::: Dataset excerpts :::

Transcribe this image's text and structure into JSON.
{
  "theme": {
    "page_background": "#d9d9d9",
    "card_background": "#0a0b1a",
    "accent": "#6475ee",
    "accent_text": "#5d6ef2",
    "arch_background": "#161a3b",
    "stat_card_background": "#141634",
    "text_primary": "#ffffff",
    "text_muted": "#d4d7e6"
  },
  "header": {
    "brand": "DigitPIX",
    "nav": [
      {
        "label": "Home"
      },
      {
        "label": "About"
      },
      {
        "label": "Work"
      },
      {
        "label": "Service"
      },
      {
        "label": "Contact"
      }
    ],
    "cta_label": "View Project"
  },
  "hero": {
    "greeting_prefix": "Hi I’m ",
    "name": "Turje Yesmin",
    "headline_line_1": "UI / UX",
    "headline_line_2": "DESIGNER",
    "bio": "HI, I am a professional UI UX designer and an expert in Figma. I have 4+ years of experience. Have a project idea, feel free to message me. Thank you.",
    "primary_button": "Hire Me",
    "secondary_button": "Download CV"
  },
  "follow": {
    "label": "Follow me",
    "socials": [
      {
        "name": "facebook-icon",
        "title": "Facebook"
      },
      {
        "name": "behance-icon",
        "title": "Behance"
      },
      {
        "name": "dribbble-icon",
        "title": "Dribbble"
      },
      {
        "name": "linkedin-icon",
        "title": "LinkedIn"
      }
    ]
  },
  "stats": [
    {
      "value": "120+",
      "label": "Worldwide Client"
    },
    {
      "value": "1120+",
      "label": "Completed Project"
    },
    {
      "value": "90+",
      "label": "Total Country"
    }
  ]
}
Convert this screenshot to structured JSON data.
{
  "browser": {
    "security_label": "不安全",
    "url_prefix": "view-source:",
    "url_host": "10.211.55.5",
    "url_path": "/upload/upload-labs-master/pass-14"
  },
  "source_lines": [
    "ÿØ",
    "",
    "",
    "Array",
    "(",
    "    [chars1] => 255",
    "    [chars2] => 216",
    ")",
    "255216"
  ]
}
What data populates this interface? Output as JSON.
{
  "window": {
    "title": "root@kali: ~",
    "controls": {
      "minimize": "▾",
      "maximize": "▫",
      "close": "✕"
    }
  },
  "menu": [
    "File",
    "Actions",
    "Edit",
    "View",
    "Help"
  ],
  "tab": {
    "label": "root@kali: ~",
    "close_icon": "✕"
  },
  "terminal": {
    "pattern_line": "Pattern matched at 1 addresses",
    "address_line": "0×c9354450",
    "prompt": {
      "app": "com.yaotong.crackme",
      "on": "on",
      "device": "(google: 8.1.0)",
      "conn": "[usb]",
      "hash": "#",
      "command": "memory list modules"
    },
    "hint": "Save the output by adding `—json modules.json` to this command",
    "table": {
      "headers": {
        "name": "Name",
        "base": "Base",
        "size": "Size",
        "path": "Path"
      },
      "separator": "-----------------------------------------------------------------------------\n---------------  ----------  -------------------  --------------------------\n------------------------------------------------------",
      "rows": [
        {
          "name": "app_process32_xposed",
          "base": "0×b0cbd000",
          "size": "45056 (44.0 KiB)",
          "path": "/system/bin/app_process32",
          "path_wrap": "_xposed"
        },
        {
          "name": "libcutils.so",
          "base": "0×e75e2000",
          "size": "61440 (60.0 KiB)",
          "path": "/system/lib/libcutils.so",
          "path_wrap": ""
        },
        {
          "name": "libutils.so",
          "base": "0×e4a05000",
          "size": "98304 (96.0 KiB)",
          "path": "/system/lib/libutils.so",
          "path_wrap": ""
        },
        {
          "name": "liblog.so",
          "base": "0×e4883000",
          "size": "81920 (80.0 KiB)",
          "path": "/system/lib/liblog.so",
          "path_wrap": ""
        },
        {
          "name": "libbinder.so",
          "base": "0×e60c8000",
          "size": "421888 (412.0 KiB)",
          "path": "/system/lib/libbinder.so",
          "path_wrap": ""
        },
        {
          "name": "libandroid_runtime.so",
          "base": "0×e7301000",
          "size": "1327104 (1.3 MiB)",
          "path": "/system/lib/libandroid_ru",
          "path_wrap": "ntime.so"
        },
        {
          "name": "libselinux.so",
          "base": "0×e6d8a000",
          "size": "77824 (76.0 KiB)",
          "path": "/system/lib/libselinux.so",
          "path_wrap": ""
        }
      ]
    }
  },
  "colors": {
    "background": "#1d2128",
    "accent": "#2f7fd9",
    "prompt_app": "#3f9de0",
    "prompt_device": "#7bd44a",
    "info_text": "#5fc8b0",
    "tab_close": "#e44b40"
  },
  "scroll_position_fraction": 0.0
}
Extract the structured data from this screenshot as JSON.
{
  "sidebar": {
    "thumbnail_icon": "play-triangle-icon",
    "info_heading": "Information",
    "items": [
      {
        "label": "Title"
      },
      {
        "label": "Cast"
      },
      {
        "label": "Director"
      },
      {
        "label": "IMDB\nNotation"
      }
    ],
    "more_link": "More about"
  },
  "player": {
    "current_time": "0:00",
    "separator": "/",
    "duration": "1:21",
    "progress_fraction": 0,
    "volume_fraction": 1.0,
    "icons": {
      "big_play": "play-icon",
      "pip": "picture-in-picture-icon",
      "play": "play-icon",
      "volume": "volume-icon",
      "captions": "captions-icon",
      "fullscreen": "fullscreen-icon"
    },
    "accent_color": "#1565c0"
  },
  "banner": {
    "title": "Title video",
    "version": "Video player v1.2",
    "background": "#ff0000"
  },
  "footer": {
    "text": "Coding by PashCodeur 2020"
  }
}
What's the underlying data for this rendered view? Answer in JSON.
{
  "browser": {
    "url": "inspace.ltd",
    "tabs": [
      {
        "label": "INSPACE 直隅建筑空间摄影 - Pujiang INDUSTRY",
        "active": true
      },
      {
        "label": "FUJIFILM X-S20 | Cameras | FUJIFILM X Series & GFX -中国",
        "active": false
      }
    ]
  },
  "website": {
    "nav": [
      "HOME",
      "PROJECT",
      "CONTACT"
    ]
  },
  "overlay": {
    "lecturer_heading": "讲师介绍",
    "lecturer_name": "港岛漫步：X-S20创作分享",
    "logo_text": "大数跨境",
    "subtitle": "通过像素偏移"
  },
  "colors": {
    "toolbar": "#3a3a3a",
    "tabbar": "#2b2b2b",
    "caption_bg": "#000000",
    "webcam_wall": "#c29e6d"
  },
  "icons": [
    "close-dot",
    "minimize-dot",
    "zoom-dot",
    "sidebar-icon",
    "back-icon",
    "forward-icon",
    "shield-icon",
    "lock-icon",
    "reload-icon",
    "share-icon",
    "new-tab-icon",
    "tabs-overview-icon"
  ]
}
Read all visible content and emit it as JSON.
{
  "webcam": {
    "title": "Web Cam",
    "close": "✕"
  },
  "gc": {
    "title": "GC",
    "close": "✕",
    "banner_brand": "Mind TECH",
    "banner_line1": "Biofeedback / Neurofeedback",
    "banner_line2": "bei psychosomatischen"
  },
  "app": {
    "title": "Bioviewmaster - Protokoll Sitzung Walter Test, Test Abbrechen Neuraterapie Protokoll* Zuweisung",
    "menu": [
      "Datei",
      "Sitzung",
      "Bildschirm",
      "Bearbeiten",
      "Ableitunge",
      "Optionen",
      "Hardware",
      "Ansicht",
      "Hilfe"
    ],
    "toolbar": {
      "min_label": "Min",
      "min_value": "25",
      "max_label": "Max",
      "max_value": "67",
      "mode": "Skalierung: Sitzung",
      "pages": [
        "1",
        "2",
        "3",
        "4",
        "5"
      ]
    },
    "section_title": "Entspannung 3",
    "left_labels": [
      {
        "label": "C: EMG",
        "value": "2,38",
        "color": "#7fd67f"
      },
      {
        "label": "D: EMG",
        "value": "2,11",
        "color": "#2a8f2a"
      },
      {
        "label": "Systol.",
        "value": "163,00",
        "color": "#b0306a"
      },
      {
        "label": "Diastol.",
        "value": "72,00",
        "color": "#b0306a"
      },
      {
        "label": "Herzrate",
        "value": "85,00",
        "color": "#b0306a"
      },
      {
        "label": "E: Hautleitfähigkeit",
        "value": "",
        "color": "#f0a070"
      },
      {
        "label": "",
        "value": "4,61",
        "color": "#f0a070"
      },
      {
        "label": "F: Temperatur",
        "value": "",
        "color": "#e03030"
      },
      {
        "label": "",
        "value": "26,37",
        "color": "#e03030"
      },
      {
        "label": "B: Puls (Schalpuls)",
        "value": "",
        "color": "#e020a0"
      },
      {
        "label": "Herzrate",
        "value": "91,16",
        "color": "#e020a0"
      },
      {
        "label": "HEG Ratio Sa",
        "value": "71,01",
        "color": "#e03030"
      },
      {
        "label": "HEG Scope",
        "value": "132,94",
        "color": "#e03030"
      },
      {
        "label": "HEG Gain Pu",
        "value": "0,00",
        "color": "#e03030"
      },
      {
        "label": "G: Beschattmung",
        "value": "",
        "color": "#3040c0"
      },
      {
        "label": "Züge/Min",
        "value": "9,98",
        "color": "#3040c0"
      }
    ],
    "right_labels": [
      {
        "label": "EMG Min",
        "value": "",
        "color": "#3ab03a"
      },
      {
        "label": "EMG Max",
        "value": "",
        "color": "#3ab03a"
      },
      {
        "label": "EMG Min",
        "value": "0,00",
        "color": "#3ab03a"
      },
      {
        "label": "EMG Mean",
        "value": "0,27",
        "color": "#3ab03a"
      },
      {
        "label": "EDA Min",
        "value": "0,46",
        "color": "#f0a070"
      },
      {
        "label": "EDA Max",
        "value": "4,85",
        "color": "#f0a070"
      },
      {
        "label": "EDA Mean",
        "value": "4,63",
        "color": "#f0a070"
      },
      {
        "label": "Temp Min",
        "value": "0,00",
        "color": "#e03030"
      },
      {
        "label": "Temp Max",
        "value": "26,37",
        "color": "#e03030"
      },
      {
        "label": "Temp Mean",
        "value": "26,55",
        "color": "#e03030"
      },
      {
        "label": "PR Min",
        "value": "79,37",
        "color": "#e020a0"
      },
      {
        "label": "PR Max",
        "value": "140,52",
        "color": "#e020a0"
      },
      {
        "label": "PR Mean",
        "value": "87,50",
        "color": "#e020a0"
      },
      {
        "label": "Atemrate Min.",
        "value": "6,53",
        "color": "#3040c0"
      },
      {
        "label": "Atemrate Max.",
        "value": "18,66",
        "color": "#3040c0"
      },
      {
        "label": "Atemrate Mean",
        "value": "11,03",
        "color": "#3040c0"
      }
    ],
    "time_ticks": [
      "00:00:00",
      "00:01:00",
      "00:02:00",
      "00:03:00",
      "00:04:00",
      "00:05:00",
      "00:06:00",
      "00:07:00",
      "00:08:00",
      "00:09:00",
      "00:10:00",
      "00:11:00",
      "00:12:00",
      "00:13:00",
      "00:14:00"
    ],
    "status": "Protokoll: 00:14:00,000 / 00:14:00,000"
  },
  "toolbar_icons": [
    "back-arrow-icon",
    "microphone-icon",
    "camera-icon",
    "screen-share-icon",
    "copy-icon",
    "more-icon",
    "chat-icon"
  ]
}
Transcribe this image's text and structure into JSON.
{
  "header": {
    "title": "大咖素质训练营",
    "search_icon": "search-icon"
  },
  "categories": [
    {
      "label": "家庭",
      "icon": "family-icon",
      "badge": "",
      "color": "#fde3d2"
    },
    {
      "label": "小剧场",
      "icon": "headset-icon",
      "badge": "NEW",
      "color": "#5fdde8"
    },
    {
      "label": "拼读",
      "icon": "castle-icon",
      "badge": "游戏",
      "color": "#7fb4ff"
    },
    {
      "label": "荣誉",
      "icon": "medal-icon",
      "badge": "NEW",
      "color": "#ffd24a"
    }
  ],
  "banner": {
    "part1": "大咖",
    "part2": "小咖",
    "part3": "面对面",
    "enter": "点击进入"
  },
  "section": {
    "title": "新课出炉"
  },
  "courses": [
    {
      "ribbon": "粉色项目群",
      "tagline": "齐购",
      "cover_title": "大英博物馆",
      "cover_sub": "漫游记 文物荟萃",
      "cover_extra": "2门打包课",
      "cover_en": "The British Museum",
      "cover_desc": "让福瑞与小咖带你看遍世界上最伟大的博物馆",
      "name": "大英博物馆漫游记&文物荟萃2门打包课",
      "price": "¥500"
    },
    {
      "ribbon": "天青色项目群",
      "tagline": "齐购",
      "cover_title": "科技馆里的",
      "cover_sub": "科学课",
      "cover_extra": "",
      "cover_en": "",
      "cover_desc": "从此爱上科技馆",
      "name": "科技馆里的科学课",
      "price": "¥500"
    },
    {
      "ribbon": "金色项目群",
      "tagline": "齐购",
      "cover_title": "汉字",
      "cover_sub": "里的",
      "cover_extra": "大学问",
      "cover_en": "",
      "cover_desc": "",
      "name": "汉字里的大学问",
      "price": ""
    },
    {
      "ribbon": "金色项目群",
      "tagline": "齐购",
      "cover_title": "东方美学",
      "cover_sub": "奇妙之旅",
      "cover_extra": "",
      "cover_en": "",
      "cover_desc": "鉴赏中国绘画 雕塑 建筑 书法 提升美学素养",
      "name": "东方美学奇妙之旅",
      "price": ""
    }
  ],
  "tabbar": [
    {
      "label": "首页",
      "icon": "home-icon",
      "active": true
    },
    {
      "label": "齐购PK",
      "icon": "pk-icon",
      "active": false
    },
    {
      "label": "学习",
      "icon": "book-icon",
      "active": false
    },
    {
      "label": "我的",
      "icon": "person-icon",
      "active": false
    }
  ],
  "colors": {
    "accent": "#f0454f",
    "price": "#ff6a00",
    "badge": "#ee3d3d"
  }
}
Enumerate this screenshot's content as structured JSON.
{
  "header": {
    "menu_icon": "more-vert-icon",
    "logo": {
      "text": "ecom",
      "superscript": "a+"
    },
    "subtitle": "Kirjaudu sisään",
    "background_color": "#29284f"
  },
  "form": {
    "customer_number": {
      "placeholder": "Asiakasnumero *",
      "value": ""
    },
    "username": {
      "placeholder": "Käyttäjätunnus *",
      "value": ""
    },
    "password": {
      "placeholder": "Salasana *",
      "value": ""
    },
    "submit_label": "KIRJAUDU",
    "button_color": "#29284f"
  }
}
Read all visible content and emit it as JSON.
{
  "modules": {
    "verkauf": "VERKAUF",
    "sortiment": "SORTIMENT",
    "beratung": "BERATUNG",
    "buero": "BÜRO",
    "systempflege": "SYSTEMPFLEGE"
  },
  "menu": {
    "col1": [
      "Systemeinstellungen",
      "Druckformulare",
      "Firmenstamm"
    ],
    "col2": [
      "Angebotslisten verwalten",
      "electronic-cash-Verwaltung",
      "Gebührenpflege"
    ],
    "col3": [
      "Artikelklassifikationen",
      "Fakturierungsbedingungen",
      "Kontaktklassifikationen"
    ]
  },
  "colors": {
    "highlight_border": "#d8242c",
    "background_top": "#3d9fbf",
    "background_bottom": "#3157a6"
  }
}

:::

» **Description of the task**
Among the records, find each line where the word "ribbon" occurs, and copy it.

» **Finished exercise**
      "ribbon": "粉色项目群",
      "ribbon": "天青色项目群",
      "ribbon": "金色项目群",
      "ribbon": "金色项目群",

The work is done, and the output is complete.